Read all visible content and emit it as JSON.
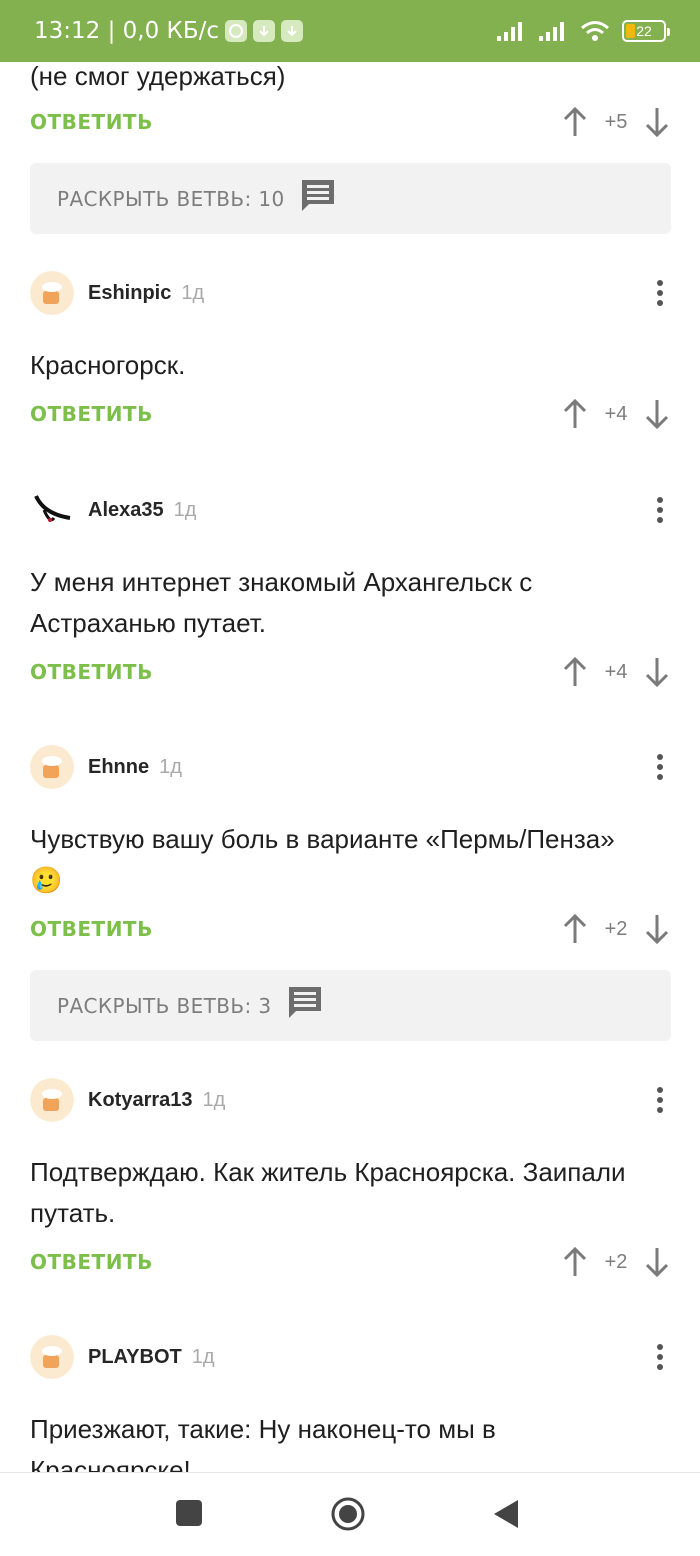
{
  "status_bar": {
    "time_speed": "13:12 | 0,0 КБ/с",
    "battery": "22",
    "accent_color": "#83b14f"
  },
  "top_partial": {
    "text": "(не смог удержаться)",
    "reply_label": "ОТВЕТИТЬ",
    "score": "+5"
  },
  "branches": [
    {
      "label": "РАСКРЫТЬ ВЕТВЬ: 10"
    },
    {
      "label": "РАСКРЫТЬ ВЕТВЬ: 3"
    }
  ],
  "comments": [
    {
      "author": "Eshinpic",
      "time": "1д",
      "text": "Красногорск.",
      "reply_label": "ОТВЕТИТЬ",
      "score": "+4"
    },
    {
      "author": "Alexa35",
      "time": "1д",
      "text": "У меня интернет знакомый Архангельск с Астраханью путает.",
      "reply_label": "ОТВЕТИТЬ",
      "score": "+4"
    },
    {
      "author": "Ehnne",
      "time": "1д",
      "text": "Чувствую вашу боль в варианте «Пермь/Пенза» 🥲",
      "reply_label": "ОТВЕТИТЬ",
      "score": "+2"
    },
    {
      "author": "Kotyarra13",
      "time": "1д",
      "text": "Подтверждаю. Как житель Красноярска. Заипали путать.",
      "reply_label": "ОТВЕТИТЬ",
      "score": "+2"
    },
    {
      "author": "PLAYBOT",
      "time": "1д",
      "text": "Приезжают, такие: Ну наконец-то мы в Красноярске!"
    }
  ],
  "icons": {
    "upvote": "arrow-up-icon",
    "downvote": "arrow-down-icon",
    "branch": "comment-icon",
    "more": "more-vertical-icon"
  }
}
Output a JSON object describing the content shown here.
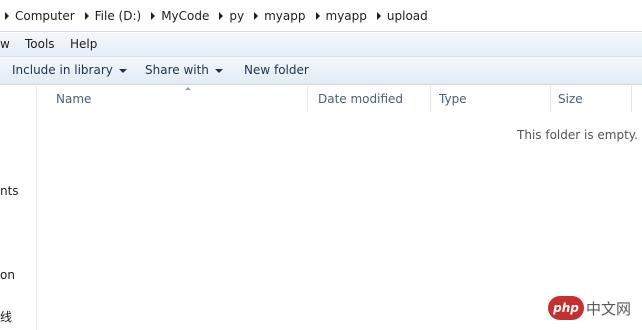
{
  "breadcrumb": [
    "Computer",
    "File (D:)",
    "MyCode",
    "py",
    "myapp",
    "myapp",
    "upload"
  ],
  "menu": {
    "view": "w",
    "tools": "Tools",
    "help": "Help"
  },
  "toolbar": {
    "include_in_library": "Include in library",
    "share_with": "Share with",
    "new_folder": "New folder"
  },
  "nav_pane": {
    "item1": "nts",
    "item2": "on",
    "item3": "线"
  },
  "columns": {
    "name": "Name",
    "date_modified": "Date modified",
    "type": "Type",
    "size": "Size"
  },
  "empty_message": "This folder is empty.",
  "watermark": {
    "logo_text": "php",
    "site": "中文网"
  }
}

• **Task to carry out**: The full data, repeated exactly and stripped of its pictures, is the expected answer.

• **Response below**:
Read all visible content and emit it as JSON.
{
  "status_bar": {
    "time_speed": "13:12 | 0,0 КБ/с",
    "battery": "22",
    "accent_color": "#83b14f"
  },
  "top_partial": {
    "text": "(не смог удержаться)",
    "reply_label": "ОТВЕТИТЬ",
    "score": "+5"
  },
  "branches": [
    {
      "label": "РАСКРЫТЬ ВЕТВЬ: 10"
    },
    {
      "label": "РАСКРЫТЬ ВЕТВЬ: 3"
    }
  ],
  "comments": [
    {
      "author": "Eshinpic",
      "time": "1д",
      "text": "Красногорск.",
      "reply_label": "ОТВЕТИТЬ",
      "score": "+4"
    },
    {
      "author": "Alexa35",
      "time": "1д",
      "text": "У меня интернет знакомый Архангельск с Астраханью путает.",
      "reply_label": "ОТВЕТИТЬ",
      "score": "+4"
    },
    {
      "author": "Ehnne",
      "time": "1д",
      "text": "Чувствую вашу боль в варианте «Пермь/Пенза» 🥲",
      "reply_label": "ОТВЕТИТЬ",
      "score": "+2"
    },
    {
      "author": "Kotyarra13",
      "time": "1д",
      "text": "Подтверждаю. Как житель Красноярска. Заипали путать.",
      "reply_label": "ОТВЕТИТЬ",
      "score": "+2"
    },
    {
      "author": "PLAYBOT",
      "time": "1д",
      "text": "Приезжают, такие: Ну наконец-то мы в Красноярске!"
    }
  ],
  "icons": {
    "upvote": "arrow-up-icon",
    "downvote": "arrow-down-icon",
    "branch": "comment-icon",
    "more": "more-vertical-icon"
  }
}
Output a JSON object describing the content shown here.
{
  "breadcrumb": [
    "Computer",
    "File (D:)",
    "MyCode",
    "py",
    "myapp",
    "myapp",
    "upload"
  ],
  "menu": {
    "view": "w",
    "tools": "Tools",
    "help": "Help"
  },
  "toolbar": {
    "include_in_library": "Include in library",
    "share_with": "Share with",
    "new_folder": "New folder"
  },
  "nav_pane": {
    "item1": "nts",
    "item2": "on",
    "item3": "线"
  },
  "columns": {
    "name": "Name",
    "date_modified": "Date modified",
    "type": "Type",
    "size": "Size"
  },
  "empty_message": "This folder is empty.",
  "watermark": {
    "logo_text": "php",
    "site": "中文网"
  }
}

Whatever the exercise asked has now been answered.